- TASK TO COMPLETE
Every line of the material below needs to be written out exactly, please.

- EXERCISE DATA
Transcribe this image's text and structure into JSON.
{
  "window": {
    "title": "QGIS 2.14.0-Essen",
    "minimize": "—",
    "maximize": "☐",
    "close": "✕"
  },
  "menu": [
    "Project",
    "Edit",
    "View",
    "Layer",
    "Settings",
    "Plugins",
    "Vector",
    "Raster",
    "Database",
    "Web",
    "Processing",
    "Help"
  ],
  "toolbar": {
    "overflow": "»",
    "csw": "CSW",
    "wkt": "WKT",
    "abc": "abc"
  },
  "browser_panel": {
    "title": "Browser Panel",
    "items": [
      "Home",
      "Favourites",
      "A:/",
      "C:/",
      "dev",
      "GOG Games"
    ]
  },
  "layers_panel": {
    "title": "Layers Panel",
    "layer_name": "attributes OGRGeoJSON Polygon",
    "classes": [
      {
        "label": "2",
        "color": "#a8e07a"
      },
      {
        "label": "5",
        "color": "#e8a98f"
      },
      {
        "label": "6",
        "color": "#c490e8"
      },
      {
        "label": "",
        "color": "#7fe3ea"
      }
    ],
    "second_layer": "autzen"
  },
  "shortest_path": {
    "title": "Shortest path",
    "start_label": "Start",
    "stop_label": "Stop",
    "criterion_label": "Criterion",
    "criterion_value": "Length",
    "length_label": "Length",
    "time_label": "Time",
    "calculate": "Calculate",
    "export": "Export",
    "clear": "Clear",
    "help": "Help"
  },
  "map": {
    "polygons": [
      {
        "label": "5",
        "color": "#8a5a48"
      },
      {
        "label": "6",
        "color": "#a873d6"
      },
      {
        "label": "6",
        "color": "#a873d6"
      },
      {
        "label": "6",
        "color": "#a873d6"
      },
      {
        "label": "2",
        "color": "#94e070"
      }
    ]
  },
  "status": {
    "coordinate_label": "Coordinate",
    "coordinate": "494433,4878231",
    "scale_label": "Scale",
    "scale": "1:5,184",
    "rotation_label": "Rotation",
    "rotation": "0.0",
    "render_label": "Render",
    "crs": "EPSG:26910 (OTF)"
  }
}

- TASK ANSWER
Transcribe this image's text and structure into JSON.
{
  "window": {
    "title": "QGIS 2.14.0-Essen",
    "minimize": "—",
    "maximize": "☐",
    "close": "✕"
  },
  "menu": [
    "Project",
    "Edit",
    "View",
    "Layer",
    "Settings",
    "Plugins",
    "Vector",
    "Raster",
    "Database",
    "Web",
    "Processing",
    "Help"
  ],
  "toolbar": {
    "overflow": "»",
    "csw": "CSW",
    "wkt": "WKT",
    "abc": "abc"
  },
  "browser_panel": {
    "title": "Browser Panel",
    "items": [
      "Home",
      "Favourites",
      "A:/",
      "C:/",
      "dev",
      "GOG Games"
    ]
  },
  "layers_panel": {
    "title": "Layers Panel",
    "layer_name": "attributes OGRGeoJSON Polygon",
    "classes": [
      {
        "label": "2",
        "color": "#a8e07a"
      },
      {
        "label": "5",
        "color": "#e8a98f"
      },
      {
        "label": "6",
        "color": "#c490e8"
      },
      {
        "label": "",
        "color": "#7fe3ea"
      }
    ],
    "second_layer": "autzen"
  },
  "shortest_path": {
    "title": "Shortest path",
    "start_label": "Start",
    "stop_label": "Stop",
    "criterion_label": "Criterion",
    "criterion_value": "Length",
    "length_label": "Length",
    "time_label": "Time",
    "calculate": "Calculate",
    "export": "Export",
    "clear": "Clear",
    "help": "Help"
  },
  "map": {
    "polygons": [
      {
        "label": "5",
        "color": "#8a5a48"
      },
      {
        "label": "6",
        "color": "#a873d6"
      },
      {
        "label": "6",
        "color": "#a873d6"
      },
      {
        "label": "6",
        "color": "#a873d6"
      },
      {
        "label": "2",
        "color": "#94e070"
      }
    ]
  },
  "status": {
    "coordinate_label": "Coordinate",
    "coordinate": "494433,4878231",
    "scale_label": "Scale",
    "scale": "1:5,184",
    "rotation_label": "Rotation",
    "rotation": "0.0",
    "render_label": "Render",
    "crs": "EPSG:26910 (OTF)"
  }
}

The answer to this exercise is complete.